**Exercise**: Once you have read the data below, write it all out exactly.

[Collection entries]

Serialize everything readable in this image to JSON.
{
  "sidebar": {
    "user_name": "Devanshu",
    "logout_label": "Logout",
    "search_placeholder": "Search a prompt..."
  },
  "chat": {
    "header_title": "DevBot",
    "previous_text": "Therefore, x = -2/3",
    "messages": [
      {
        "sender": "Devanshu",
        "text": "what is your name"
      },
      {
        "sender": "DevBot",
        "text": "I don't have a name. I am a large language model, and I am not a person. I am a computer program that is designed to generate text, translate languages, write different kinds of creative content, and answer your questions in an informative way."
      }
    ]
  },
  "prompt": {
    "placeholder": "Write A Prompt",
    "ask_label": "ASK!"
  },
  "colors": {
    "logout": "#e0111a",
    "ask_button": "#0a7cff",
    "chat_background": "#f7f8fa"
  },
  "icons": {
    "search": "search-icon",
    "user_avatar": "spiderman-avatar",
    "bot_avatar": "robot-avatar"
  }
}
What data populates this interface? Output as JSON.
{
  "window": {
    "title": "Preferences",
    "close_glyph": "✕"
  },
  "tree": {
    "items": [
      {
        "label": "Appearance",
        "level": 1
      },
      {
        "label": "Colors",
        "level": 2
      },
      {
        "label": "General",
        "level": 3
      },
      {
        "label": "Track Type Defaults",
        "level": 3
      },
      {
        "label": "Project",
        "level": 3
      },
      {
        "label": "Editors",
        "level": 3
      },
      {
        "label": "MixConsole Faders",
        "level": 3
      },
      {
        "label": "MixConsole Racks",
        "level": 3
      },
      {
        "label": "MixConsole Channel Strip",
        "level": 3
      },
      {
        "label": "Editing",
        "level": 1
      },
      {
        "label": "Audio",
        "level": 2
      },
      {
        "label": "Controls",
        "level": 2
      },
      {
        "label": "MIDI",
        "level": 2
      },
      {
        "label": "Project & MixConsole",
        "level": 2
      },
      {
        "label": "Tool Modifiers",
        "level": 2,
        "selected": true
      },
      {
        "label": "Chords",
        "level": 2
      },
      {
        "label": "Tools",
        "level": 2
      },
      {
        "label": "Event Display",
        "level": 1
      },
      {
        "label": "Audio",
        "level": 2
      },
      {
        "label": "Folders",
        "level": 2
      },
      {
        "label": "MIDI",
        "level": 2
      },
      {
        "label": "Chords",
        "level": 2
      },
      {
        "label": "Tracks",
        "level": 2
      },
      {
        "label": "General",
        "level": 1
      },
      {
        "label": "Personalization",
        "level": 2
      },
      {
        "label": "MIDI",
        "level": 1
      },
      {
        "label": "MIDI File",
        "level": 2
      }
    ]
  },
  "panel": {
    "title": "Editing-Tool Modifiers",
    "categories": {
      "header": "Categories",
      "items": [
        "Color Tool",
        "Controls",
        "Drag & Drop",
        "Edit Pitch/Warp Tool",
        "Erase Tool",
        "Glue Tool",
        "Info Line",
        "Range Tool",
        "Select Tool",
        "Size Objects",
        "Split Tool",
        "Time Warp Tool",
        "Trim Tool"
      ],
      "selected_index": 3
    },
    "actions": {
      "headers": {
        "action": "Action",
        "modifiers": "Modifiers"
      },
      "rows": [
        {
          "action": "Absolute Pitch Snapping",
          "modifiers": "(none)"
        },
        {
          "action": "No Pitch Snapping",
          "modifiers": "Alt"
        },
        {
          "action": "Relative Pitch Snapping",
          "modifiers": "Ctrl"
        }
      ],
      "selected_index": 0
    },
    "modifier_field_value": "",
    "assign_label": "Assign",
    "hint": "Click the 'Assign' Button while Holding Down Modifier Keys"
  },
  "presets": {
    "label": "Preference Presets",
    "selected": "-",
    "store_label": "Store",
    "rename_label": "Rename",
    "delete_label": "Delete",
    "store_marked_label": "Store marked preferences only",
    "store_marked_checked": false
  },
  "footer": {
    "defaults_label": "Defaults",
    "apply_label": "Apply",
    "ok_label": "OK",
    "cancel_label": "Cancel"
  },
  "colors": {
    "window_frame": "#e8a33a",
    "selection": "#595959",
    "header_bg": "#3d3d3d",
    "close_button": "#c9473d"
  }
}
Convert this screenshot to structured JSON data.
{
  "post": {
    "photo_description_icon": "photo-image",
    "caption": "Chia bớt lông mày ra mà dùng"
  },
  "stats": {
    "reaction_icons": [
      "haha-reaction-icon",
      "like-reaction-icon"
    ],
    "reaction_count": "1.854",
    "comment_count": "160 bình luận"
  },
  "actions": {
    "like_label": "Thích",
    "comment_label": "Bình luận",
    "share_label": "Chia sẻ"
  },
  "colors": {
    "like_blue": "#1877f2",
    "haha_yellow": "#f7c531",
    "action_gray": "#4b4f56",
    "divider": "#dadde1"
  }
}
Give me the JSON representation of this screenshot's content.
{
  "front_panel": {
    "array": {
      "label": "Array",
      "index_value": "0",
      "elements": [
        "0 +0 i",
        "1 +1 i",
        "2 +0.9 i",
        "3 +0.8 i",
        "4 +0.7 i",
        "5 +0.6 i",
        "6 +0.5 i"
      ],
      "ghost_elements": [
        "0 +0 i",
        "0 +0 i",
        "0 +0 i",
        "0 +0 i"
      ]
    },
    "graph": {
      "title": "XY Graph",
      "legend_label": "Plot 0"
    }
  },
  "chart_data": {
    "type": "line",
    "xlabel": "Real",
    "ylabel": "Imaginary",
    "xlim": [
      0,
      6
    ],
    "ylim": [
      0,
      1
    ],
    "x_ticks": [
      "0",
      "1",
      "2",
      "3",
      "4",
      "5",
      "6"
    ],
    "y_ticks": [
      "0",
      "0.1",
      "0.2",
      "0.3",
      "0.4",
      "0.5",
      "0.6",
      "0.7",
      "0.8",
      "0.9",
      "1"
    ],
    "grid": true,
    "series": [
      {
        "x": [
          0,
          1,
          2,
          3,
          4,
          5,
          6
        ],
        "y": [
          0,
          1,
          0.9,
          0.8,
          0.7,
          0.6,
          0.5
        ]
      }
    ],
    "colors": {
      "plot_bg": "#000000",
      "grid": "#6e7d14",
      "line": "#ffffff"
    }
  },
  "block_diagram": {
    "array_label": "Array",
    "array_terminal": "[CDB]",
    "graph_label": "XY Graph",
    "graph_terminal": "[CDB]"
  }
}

**Answer below**:
Serialize everything readable in this image to JSON.
{
  "sidebar": {
    "user_name": "Devanshu",
    "logout_label": "Logout",
    "search_placeholder": "Search a prompt..."
  },
  "chat": {
    "header_title": "DevBot",
    "previous_text": "Therefore, x = -2/3",
    "messages": [
      {
        "sender": "Devanshu",
        "text": "what is your name"
      },
      {
        "sender": "DevBot",
        "text": "I don't have a name. I am a large language model, and I am not a person. I am a computer program that is designed to generate text, translate languages, write different kinds of creative content, and answer your questions in an informative way."
      }
    ]
  },
  "prompt": {
    "placeholder": "Write A Prompt",
    "ask_label": "ASK!"
  },
  "colors": {
    "logout": "#e0111a",
    "ask_button": "#0a7cff",
    "chat_background": "#f7f8fa"
  },
  "icons": {
    "search": "search-icon",
    "user_avatar": "spiderman-avatar",
    "bot_avatar": "robot-avatar"
  }
}
What data populates this interface? Output as JSON.
{
  "window": {
    "title": "Preferences",
    "close_glyph": "✕"
  },
  "tree": {
    "items": [
      {
        "label": "Appearance",
        "level": 1
      },
      {
        "label": "Colors",
        "level": 2
      },
      {
        "label": "General",
        "level": 3
      },
      {
        "label": "Track Type Defaults",
        "level": 3
      },
      {
        "label": "Project",
        "level": 3
      },
      {
        "label": "Editors",
        "level": 3
      },
      {
        "label": "MixConsole Faders",
        "level": 3
      },
      {
        "label": "MixConsole Racks",
        "level": 3
      },
      {
        "label": "MixConsole Channel Strip",
        "level": 3
      },
      {
        "label": "Editing",
        "level": 1
      },
      {
        "label": "Audio",
        "level": 2
      },
      {
        "label": "Controls",
        "level": 2
      },
      {
        "label": "MIDI",
        "level": 2
      },
      {
        "label": "Project & MixConsole",
        "level": 2
      },
      {
        "label": "Tool Modifiers",
        "level": 2,
        "selected": true
      },
      {
        "label": "Chords",
        "level": 2
      },
      {
        "label": "Tools",
        "level": 2
      },
      {
        "label": "Event Display",
        "level": 1
      },
      {
        "label": "Audio",
        "level": 2
      },
      {
        "label": "Folders",
        "level": 2
      },
      {
        "label": "MIDI",
        "level": 2
      },
      {
        "label": "Chords",
        "level": 2
      },
      {
        "label": "Tracks",
        "level": 2
      },
      {
        "label": "General",
        "level": 1
      },
      {
        "label": "Personalization",
        "level": 2
      },
      {
        "label": "MIDI",
        "level": 1
      },
      {
        "label": "MIDI File",
        "level": 2
      }
    ]
  },
  "panel": {
    "title": "Editing-Tool Modifiers",
    "categories": {
      "header": "Categories",
      "items": [
        "Color Tool",
        "Controls",
        "Drag & Drop",
        "Edit Pitch/Warp Tool",
        "Erase Tool",
        "Glue Tool",
        "Info Line",
        "Range Tool",
        "Select Tool",
        "Size Objects",
        "Split Tool",
        "Time Warp Tool",
        "Trim Tool"
      ],
      "selected_index": 3
    },
    "actions": {
      "headers": {
        "action": "Action",
        "modifiers": "Modifiers"
      },
      "rows": [
        {
          "action": "Absolute Pitch Snapping",
          "modifiers": "(none)"
        },
        {
          "action": "No Pitch Snapping",
          "modifiers": "Alt"
        },
        {
          "action": "Relative Pitch Snapping",
          "modifiers": "Ctrl"
        }
      ],
      "selected_index": 0
    },
    "modifier_field_value": "",
    "assign_label": "Assign",
    "hint": "Click the 'Assign' Button while Holding Down Modifier Keys"
  },
  "presets": {
    "label": "Preference Presets",
    "selected": "-",
    "store_label": "Store",
    "rename_label": "Rename",
    "delete_label": "Delete",
    "store_marked_label": "Store marked preferences only",
    "store_marked_checked": false
  },
  "footer": {
    "defaults_label": "Defaults",
    "apply_label": "Apply",
    "ok_label": "OK",
    "cancel_label": "Cancel"
  },
  "colors": {
    "window_frame": "#e8a33a",
    "selection": "#595959",
    "header_bg": "#3d3d3d",
    "close_button": "#c9473d"
  }
}
Convert this screenshot to structured JSON data.
{
  "post": {
    "photo_description_icon": "photo-image",
    "caption": "Chia bớt lông mày ra mà dùng"
  },
  "stats": {
    "reaction_icons": [
      "haha-reaction-icon",
      "like-reaction-icon"
    ],
    "reaction_count": "1.854",
    "comment_count": "160 bình luận"
  },
  "actions": {
    "like_label": "Thích",
    "comment_label": "Bình luận",
    "share_label": "Chia sẻ"
  },
  "colors": {
    "like_blue": "#1877f2",
    "haha_yellow": "#f7c531",
    "action_gray": "#4b4f56",
    "divider": "#dadde1"
  }
}
Give me the JSON representation of this screenshot's content.
{
  "front_panel": {
    "array": {
      "label": "Array",
      "index_value": "0",
      "elements": [
        "0 +0 i",
        "1 +1 i",
        "2 +0.9 i",
        "3 +0.8 i",
        "4 +0.7 i",
        "5 +0.6 i",
        "6 +0.5 i"
      ],
      "ghost_elements": [
        "0 +0 i",
        "0 +0 i",
        "0 +0 i",
        "0 +0 i"
      ]
    },
    "graph": {
      "title": "XY Graph",
      "legend_label": "Plot 0"
    }
  },
  "chart_data": {
    "type": "line",
    "xlabel": "Real",
    "ylabel": "Imaginary",
    "xlim": [
      0,
      6
    ],
    "ylim": [
      0,
      1
    ],
    "x_ticks": [
      "0",
      "1",
      "2",
      "3",
      "4",
      "5",
      "6"
    ],
    "y_ticks": [
      "0",
      "0.1",
      "0.2",
      "0.3",
      "0.4",
      "0.5",
      "0.6",
      "0.7",
      "0.8",
      "0.9",
      "1"
    ],
    "grid": true,
    "series": [
      {
        "x": [
          0,
          1,
          2,
          3,
          4,
          5,
          6
        ],
        "y": [
          0,
          1,
          0.9,
          0.8,
          0.7,
          0.6,
          0.5
        ]
      }
    ],
    "colors": {
      "plot_bg": "#000000",
      "grid": "#6e7d14",
      "line": "#ffffff"
    }
  },
  "block_diagram": {
    "array_label": "Array",
    "array_terminal": "[CDB]",
    "graph_label": "XY Graph",
    "graph_terminal": "[CDB]"
  }
}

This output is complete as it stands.